And Pumalin Park in Chile? agred, it's more or less a private park, but big (2.500 sqkm) and pristine.
doesn't it deserve to be in the top 10 , and if not, why ?

Second here for Fiordland NP in NZ. Just blows everything else I have ever seen out of the water (except maybe innner hebrides of Scotland which comes a close second). As for the Wapiti (Elk) they priovide excellent hunting tropheys! Go there

Dinder National Park,
park, eastern Sudan. The park lies in the clayish flood plain of the
Nahr (river) ad-Dindar and Nahr ar-Rahad, at an elevation of 2,300 to
2,600 ft (700 to 800 m). Established in 1935, it covers an area of 2,750
sq mi (7,123 sq km). The park is highly diverse in terms of fauna and flora. For more information see the following link:

Hello,, I think you guys have been close by but still missing Torres del Paine NP in the Chilean Patagonia , the Juan Fernandes archipielago (where Robinson Cruseo story was originated)which holds the second most important place in endemic species in the world after Hawai, and so Chiloe NP which preserves plenty of red wood trees dating form 2000 years or more along with native people on the pacific coast, Charles Darwing was enchanted with them centuries ago. Greetings from Chile!

Is that you, Alejandro?


someone mention Plitvice as park who would be quite un-noticed in USA. .... its beautiful national park in Croatia, with amazingly beautiful water, very clean and see-throw, nice mountains, beautiful vegetation and stunning waterfalls.

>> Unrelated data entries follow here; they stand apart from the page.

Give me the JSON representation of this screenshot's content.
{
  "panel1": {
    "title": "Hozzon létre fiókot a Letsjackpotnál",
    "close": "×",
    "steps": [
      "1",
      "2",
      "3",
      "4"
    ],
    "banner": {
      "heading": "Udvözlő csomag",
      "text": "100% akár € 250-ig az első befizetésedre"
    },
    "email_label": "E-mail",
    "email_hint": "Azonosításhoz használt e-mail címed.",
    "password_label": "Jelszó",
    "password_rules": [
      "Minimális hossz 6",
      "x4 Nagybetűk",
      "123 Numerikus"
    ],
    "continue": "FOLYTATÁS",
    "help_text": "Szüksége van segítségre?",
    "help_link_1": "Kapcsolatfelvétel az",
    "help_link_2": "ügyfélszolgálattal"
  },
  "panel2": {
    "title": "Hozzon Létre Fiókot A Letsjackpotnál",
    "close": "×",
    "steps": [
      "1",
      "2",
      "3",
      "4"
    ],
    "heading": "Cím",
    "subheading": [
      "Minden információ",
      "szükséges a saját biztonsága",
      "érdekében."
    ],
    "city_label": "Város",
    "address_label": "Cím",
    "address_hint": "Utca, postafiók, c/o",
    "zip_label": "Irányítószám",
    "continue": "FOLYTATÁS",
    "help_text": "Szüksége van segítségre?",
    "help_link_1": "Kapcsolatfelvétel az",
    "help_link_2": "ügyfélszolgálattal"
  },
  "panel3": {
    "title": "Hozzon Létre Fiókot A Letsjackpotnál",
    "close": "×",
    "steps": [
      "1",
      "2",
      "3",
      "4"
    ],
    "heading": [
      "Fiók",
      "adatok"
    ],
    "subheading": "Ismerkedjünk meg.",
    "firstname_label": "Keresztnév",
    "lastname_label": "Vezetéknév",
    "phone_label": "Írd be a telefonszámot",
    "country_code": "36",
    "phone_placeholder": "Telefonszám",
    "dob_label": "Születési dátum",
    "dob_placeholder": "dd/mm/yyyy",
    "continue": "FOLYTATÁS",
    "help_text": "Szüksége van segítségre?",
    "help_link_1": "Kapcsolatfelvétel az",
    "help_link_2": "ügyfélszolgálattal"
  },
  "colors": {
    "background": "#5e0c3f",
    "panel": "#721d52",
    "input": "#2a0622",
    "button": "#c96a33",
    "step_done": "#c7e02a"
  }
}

don't be ignorant, check it on google and see if its not worth of visiting.

I'm amazed one of either two parks from Chile are not included on this list.
Torres del Paine is unquestionably one of the finest gems in South America and the world. This single park includes Gray Glacier, la Valle Frances (an incredible mountain valley), los Cuernos del Paine, two incredible granite horns that jut into the sky and the famous Torres del Paine, three hidden granite spires. This park is the national pride of Chile and a true candidate for "end of the world" national park status.
Also, Reserva Nacional Los Flamencos (Flamino national reserve) in the Atacama desert. This place includes the otherwordly Valle de la Luna and Valle de la Muerte, places where rain hasn't been recorded in three hundred years. There are also salt flats and lakes famous for massive population of Flamingos. The tatio geyser field is one of the largest in the world. Finally, this park is one of the most stunning places worldwide for dark sky astronomers. Chileans called "una ventana al cielo" since the skies are so clear.

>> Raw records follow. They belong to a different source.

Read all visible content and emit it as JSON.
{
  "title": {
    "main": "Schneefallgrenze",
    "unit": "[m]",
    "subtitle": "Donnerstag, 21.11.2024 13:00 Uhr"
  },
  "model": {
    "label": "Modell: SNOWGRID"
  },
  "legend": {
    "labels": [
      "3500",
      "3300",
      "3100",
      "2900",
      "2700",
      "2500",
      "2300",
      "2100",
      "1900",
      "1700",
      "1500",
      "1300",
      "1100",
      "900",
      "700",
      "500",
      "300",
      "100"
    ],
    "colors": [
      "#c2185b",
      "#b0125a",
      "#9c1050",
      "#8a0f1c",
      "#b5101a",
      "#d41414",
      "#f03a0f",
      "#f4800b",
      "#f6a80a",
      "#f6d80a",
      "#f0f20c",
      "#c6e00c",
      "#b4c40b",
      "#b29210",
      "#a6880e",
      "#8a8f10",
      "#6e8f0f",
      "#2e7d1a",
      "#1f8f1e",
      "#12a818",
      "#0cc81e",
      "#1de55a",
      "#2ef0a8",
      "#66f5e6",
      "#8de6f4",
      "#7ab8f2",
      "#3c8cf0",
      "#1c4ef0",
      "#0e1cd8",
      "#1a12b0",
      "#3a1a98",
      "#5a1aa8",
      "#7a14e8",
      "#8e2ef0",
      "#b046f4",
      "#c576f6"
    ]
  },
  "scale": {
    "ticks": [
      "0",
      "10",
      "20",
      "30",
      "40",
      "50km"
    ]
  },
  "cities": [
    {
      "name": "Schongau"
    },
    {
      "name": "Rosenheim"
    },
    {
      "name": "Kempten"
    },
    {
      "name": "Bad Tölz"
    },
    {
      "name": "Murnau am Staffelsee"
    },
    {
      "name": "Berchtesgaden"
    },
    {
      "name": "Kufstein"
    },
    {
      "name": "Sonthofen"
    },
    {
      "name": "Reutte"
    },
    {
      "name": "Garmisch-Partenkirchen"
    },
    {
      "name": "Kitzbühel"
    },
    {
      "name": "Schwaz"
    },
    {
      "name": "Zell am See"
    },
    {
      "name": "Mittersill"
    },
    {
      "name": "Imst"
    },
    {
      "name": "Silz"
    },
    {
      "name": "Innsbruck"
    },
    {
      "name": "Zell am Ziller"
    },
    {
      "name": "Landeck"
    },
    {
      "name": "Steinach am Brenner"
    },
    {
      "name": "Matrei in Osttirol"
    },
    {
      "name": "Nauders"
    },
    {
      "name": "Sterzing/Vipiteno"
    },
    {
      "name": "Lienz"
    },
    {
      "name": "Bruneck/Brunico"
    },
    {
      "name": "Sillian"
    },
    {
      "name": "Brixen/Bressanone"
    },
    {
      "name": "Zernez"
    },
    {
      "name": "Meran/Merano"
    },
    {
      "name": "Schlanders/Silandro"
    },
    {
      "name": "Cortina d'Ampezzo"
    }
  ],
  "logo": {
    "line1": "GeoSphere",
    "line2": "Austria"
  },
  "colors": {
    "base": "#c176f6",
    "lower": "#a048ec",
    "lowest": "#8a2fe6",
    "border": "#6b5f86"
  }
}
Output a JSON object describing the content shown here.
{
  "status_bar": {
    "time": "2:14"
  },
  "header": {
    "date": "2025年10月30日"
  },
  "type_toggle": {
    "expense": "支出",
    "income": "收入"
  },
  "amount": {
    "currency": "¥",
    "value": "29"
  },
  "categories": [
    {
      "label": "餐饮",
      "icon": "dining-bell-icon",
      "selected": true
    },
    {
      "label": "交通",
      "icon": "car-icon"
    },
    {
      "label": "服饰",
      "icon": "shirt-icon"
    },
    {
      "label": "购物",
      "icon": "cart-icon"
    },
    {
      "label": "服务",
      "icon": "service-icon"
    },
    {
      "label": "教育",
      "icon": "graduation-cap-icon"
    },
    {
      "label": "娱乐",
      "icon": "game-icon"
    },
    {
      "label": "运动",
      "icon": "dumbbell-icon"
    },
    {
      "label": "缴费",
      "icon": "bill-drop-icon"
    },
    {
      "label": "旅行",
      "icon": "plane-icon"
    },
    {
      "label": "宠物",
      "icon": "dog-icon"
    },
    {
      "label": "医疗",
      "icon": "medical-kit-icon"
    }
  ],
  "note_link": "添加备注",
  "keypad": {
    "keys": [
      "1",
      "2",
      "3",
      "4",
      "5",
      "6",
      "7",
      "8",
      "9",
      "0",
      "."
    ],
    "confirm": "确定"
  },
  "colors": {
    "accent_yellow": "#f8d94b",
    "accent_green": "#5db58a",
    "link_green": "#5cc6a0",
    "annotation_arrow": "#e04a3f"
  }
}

I agree that Torres del Paine NP is one of the most stunning NPs on earth. I would also like to highly recommend a couple of exquisite wilderness areas in New South Wales, Australia: The Blue Mountains NP (just outside Sydney) is a vast area of pure wilderness and is often said to be like the Grand Canyon with trees. The Blue Mountains NP has huge tracks of rugged and pristine wilderness, gorgeous areas of rain forest and canyons. It is ideal for hiking but because areas of this NP are so remote, hikers are advised not to go alone; The Royal NP (south of Sydney) is the second oldest NP in the world (next to Yellowstone NP in the USA) and is a 16,000 ha area of rugged bushland complete with beautiful pristine beaches, peaceful isolated river systems and hiking tracks; Barrington Tops NP is a World Heritage Listed area of extreme, unique beauty with huge tracks of virgin rainforest. There are no roads within the Barrington Tops NP and access can only be made on foot to protect its wild beauty. It is one of the few places in Australia where the incredible rarely sighted platypus can still be seen in its native habitat. Australia has over 600 national parks; each with its own unique and isolated beauty which includes of course two of the world's most amazing world heritage listed national parks, The Great Barrier Reef (Queensland) and Kimberley NP (in the remote NW regions of Western Australia).